The need to get natural enemies of pests into arable crops, and developing methods to achieve this, is not a new idea. It has long been acknowledged as a limiting factor to achieving effective pest control, not just at crop edges but into the centre of large fields.
The first incarnation of this idea was beetle banks, which are raised strips sown with tussocky and other types of grasses. They were principally designed to ensure there were large populations of ground beetles. While these are great for this specific goal, the ideal now is to build on this to promote better pest control through boosting populations of beneficial insects, but to have something that fits in well with modern farming systems.
This is something the ASSIST programme (Achieving Sustainable Agricultural Systems) has now begun to trial on a large scale in the UK. Scientists are sowing flower strips in the crop on a number of commercial farms and testing the results over the next five years. The concept being tested in the UK builds on work undertaken in Switzerland by researchers Matthias Albrecht and Matthias Tschumi.
In-field wild flower strips move beyond beetle banks in a number of important ways. Perhaps the most important is that their focus is on supporting diverse communities of predatory and parasitic insects that kill pests. Research increasingly suggests that complex communities of predators and parasitoids are the most effective at controlling pests.
Rather than just promoting predominantly ground active predators, we need to support those in the canopy or those that target internal pests living in stems or seed pods. By sowing specific grasses and wildflowers we can target the resources provided by in-field strips and normal field margins to benefit the greatest diversity of important predators. For example many parasitic wasps need access to open flowers so that they can feed on pollen and nectar. Without this resource the number of eggs they can lay is dramatically reduced, and with it pest control.
The in-field flower strips are also designed to provide early season pollen and nectar resources for important crop pollinators, such as bumblebees and solitary bees. In this respect they should provide dual benefits – enhanced natural pest control and crop pollination.
The in-field flower strips were a practical solution that was co-designed with the farming industry. Another advantage of in-field strips as opposed to beetle banks is the absence of a raised bank. This means these strips easy to manage by cutting and can be readily re-established in another field if required. This flexibility in some ways is increasingly more viable with modem precision agriculture, with GPS-linked farm machinery allowing the exact location of these strips to be known, reducing the chances of accidental spraying. In the past having raised banks was the more practical way of making these features obvious.

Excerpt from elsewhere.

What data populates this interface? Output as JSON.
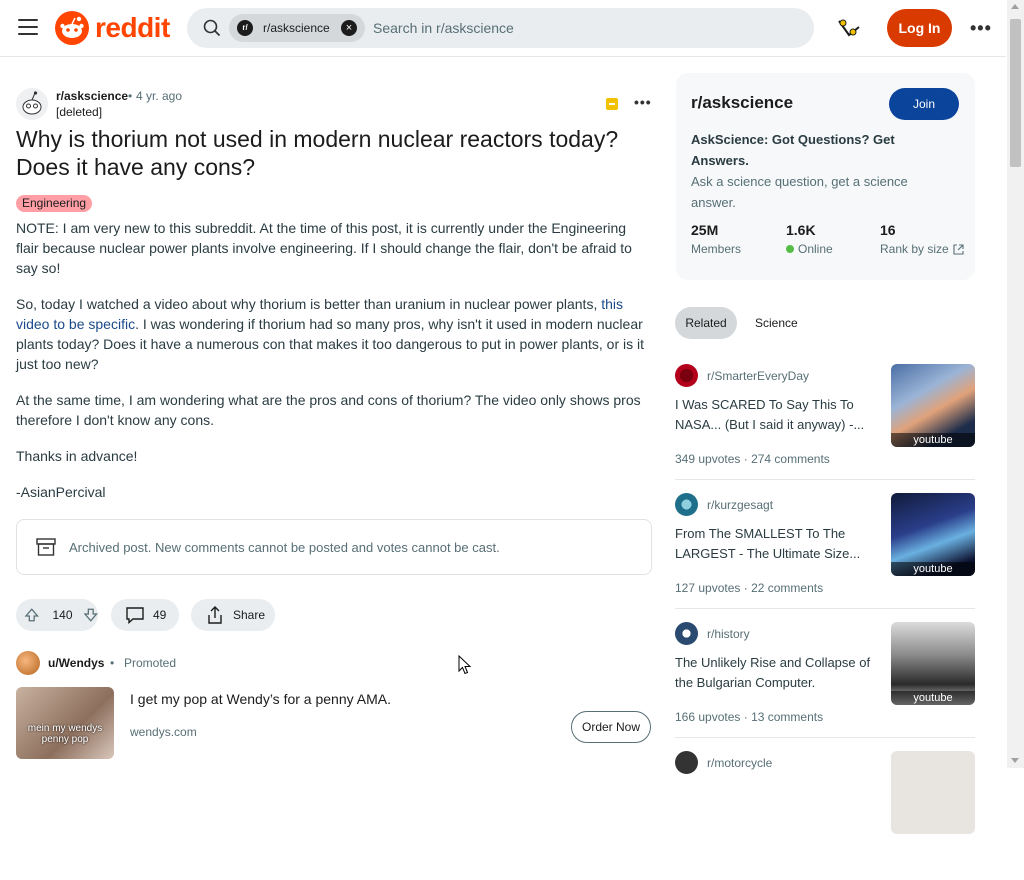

As with much of applied agriculture each idea is building on the last, integrating management innovation being driven by farmers and agronomists with new scientific research. The NERC and BBSRC funded ASSIST programme is aiming to deliver such research with support from farming and industry. See the ASSIST project website for more detail on some of the work packages.